Money was spent by Defense Department to clean up after external probes and internal mistakes made by contractors, personnel, hackers.
Tuesday, April 07, 2009
WASHINGTON -- The Pentagon spent more than $100 million in the last six months responding to and repairing damage from cyber attacks and other computer network problems, military leaders said Tuesday.
Air Force Gen. Kevin Chilton, who heads U.S. Strategic Command, said the military is only beginning to track the costs, which are triggered by constant daily attacks against military networks ranging from the Pentagon to bases around the country.
"The important thing is that we recognize that we are under assault from the least sophisticated -- what I would say the bored teenager -- all the way up to the sophisticated nation-state, with some pretty criminal elements sandwiched in-between," said Chilton, adding that the motivations include everything from vandalism to espionage. "This is indeed our big challenge, as we think about how to defend it."
According to Army Brig. Gen. John Davis, deputy commander for network operations, the money was spent on manpower, computer technology and contractors hired to clean up after both external probes and internal mistakes. Strategic Command is responsible for protecting and monitoring the military's information grid, as well as coordinating any offensive cyber warfare on behalf of the U.S.
Officials would not say how much of the $100 million cost was due to outside attacks against the system, versus viruses and other problems triggered accidentally by Defense Department employees. And they declined to reveal any details about suspected cyber attacks against the Pentagon by other countries, such as China.
Speaking to reporters from a cyberspace conference in Omaha, Neb., the military leaders said the U.S. needs to invest more money in the military's computer capabilities, rather than pouring millions into repairs.
"You can either pay me now or you can pay me later," said Davis. "It would be nice to spend that money proactively ... rather than fixing things after the fact."
Officials said that while there has been a lot of anecdotal evidence on the spending estimate, they only began tracking it last year and are still not sure they are identifying all the costs related to taking computer networks down after a problem is noticed.
The Pentagon has acknowledged that its vast computer network is scanned or probed by outsiders millions of times each day. Last year a cyber attack forced the Defense Department to take up to 1,500 computers off line.

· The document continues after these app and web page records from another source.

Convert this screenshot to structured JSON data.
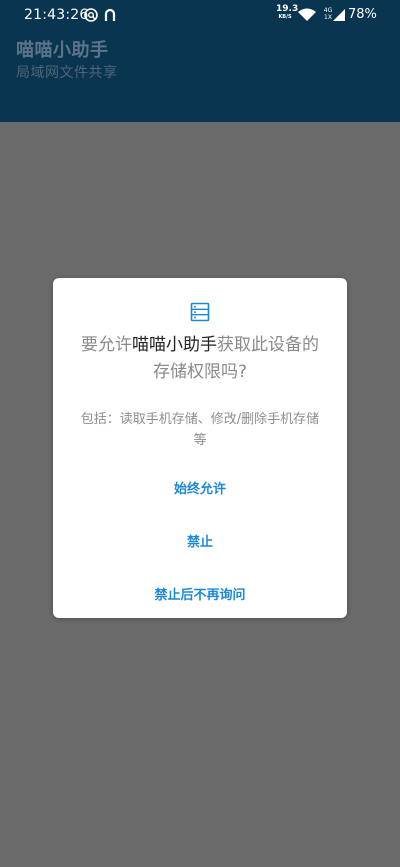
{
  "status_bar": {
    "time": "21:43:26",
    "net_speed": "19.3",
    "net_unit": "KB/S",
    "net_type_top": "4G",
    "net_type_bottom": "1X",
    "battery": "78%",
    "icons": [
      "at-icon",
      "magnet-icon",
      "wifi-icon",
      "signal-icon"
    ]
  },
  "app_bar": {
    "title": "喵喵小助手",
    "subtitle": "局域网文件共享",
    "color": "#0a3551"
  },
  "dialog": {
    "icon": "storage-icon",
    "message_prefix": "要允许",
    "app_name": "喵喵小助手",
    "message_suffix": "获取此设备的存储权限吗?",
    "detail": "包括：读取手机存储、修改/删除手机存储等",
    "actions": {
      "allow_always": "始终允许",
      "deny": "禁止",
      "deny_dont_ask": "禁止后不再询问"
    },
    "accent_color": "#1e88d3"
  }
}
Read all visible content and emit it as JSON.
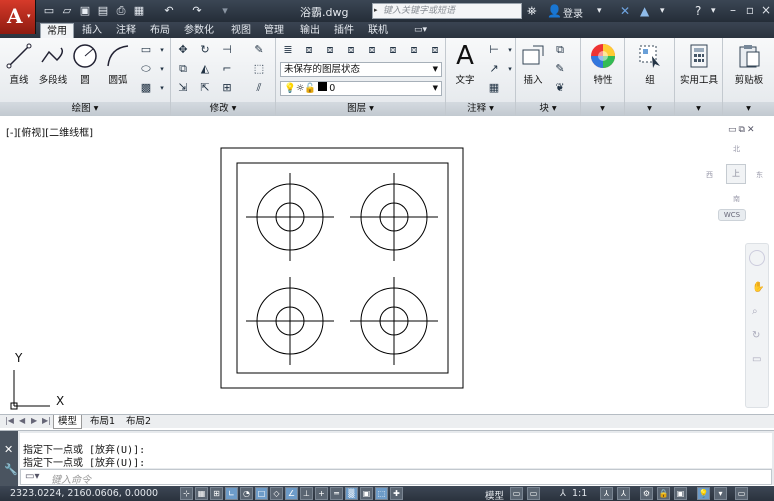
{
  "titlebar": {
    "doc_title": "浴霸.dwg",
    "search_placeholder": "键入关键字或短语",
    "login_label": "登录"
  },
  "tabs": [
    "常用",
    "插入",
    "注释",
    "布局",
    "参数化",
    "视图",
    "管理",
    "输出",
    "插件",
    "联机"
  ],
  "ribbon": {
    "draw": {
      "title": "绘图",
      "line": "直线",
      "polyline": "多段线",
      "circle": "圆",
      "arc": "圆弧"
    },
    "modify": {
      "title": "修改"
    },
    "layers": {
      "title": "图层",
      "layer_state": "未保存的图层状态",
      "current_layer": "0"
    },
    "annotation": {
      "title": "注释",
      "text": "文字"
    },
    "block": {
      "title": "块",
      "insert": "插入"
    },
    "properties": {
      "label": "特性"
    },
    "groups": {
      "label": "组"
    },
    "utilities": {
      "label": "实用工具"
    },
    "clipboard": {
      "label": "剪贴板"
    }
  },
  "viewport": {
    "label": "[-][俯视][二维线框]",
    "viewcube": {
      "north": "北",
      "south": "南",
      "east": "东",
      "west": "西",
      "top": "上"
    },
    "wcs": "WCS",
    "ucs_y": "Y",
    "ucs_x": "X"
  },
  "layout_tabs": [
    "模型",
    "布局1",
    "布局2"
  ],
  "command": {
    "history": [
      "指定下一点或 [放弃(U)]:",
      "指定下一点或 [放弃(U)]:"
    ],
    "input_placeholder": "键入命令"
  },
  "status": {
    "coords": "2323.0224, 2160.0606, 0.0000",
    "model_label": "模型",
    "scale": "1:1"
  }
}
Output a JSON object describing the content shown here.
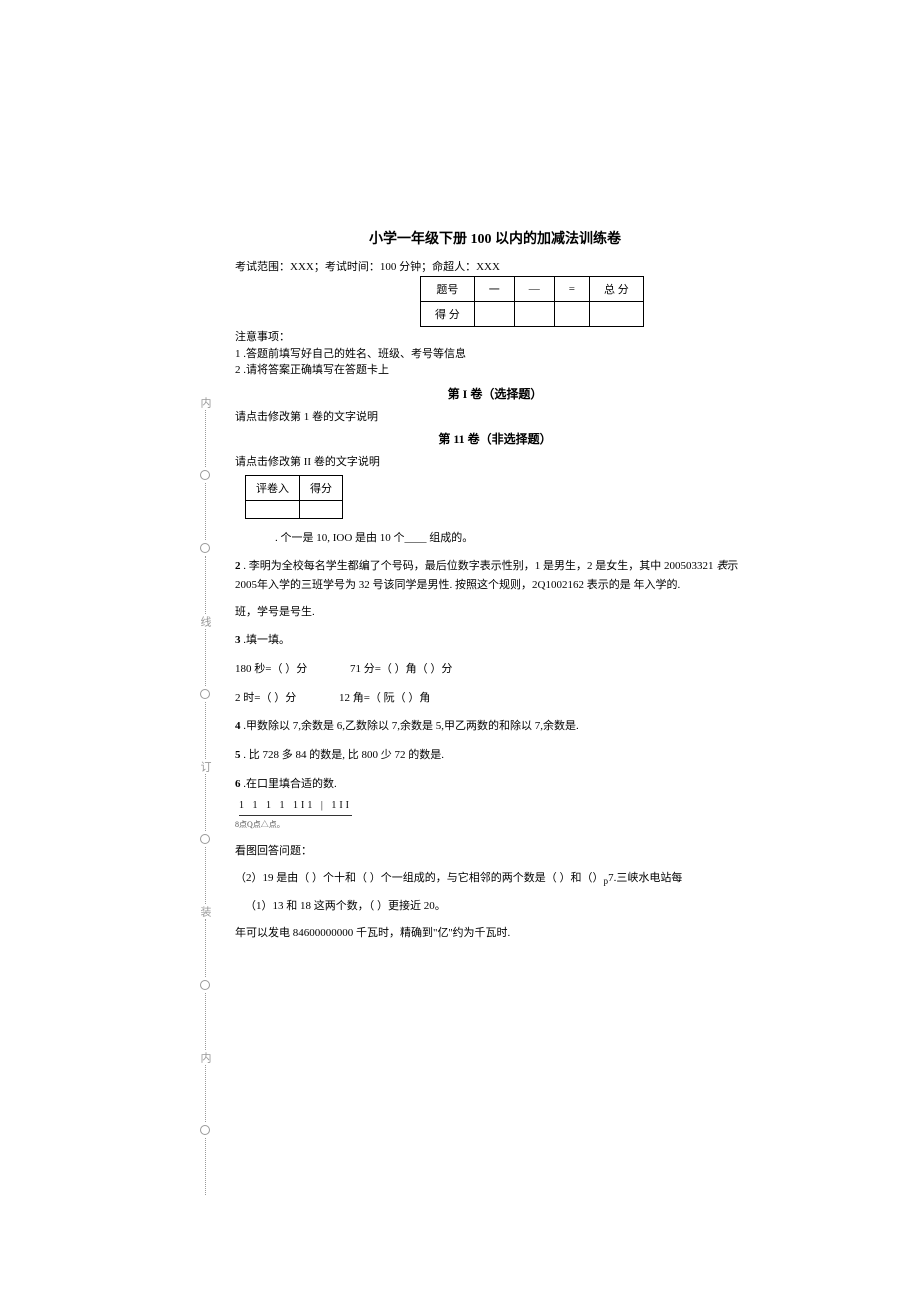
{
  "title": "小学一年级下册 100 以内的加减法训练卷",
  "meta": "考试范围：XXX；考试时间：100 分钟；命超人：XXX",
  "score_table": {
    "headers": [
      "题号",
      "一",
      "—",
      "=",
      "总 分"
    ],
    "row2_label": "得 分"
  },
  "notice": {
    "header": "注意事项：",
    "item1": "1    .答题前填写好自己的姓名、班级、考号等信息",
    "item2": "2    .请将答案正确填写在答题卡上"
  },
  "section1": {
    "header": "第 I 卷（选择题）",
    "instruction": "请点击修改第 1 卷的文字说明"
  },
  "section2": {
    "header": "第 11 卷（非选择题）",
    "instruction": "请点击修改第 II 卷的文字说明",
    "table": {
      "c1": "评卷入",
      "c2": "得分"
    }
  },
  "q1": ". 个一是 10, IOO 是由 10 个____ 组成的。",
  "q2": {
    "num": "2",
    "text1": ". 李明为全校每名学生都编了个号码，最后位数字表示性别，1 是男生，2 是女生，其中 200503321 ",
    "italic": "表",
    "text2": "示 2005年入学的三班学号为 32 号该同学是男性. 按照这个规则，2Q1002162 表示的是 年入学的.",
    "text3": "班，学号是号生."
  },
  "q3": {
    "num": "3",
    "label": ".填一填。",
    "line1a": "180 秒=（     ）分",
    "line1b": "71 分=（     ）角（     ）分",
    "line2a": "2 时=（     ）分",
    "line2b": "12 角=（     阮（     ）角"
  },
  "q4": {
    "num": "4",
    "text": ".甲数除以 7,余数是 6,乙数除以 7,余数是 5,甲乙两数的和除以 7,余数是."
  },
  "q5": {
    "num": "5",
    "text": ". 比 728 多 84 的数是, 比 800 少 72 的数是."
  },
  "q6": {
    "num": "6",
    "text": ".在口里填合适的数.",
    "numline": "1    1    1  1   1I1                   |    1II",
    "sub": "8点Q点△点。"
  },
  "q7": {
    "header": "看图回答问题：",
    "line1": "（2）19 是由（         ）个十和（         ）个一组成的，与它相邻的两个数是（         ）和（）",
    "suffix": "7.三峡水电站每",
    "line2": "（1）13 和 18 这两个数，（      ）更接近 20。",
    "line3": "年可以发电 84600000000 千瓦时，精确到\"亿''约为千瓦时."
  },
  "side_chars": [
    "内",
    "线",
    "订",
    "装",
    "内"
  ]
}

And last fall the Defense Department banned the use of external computer flash drives because of a virus threat officials detected on the Pentagon networks.
The cost updates come as the Obama administration is completing a broad government-wide review of the nation's cybersecurity.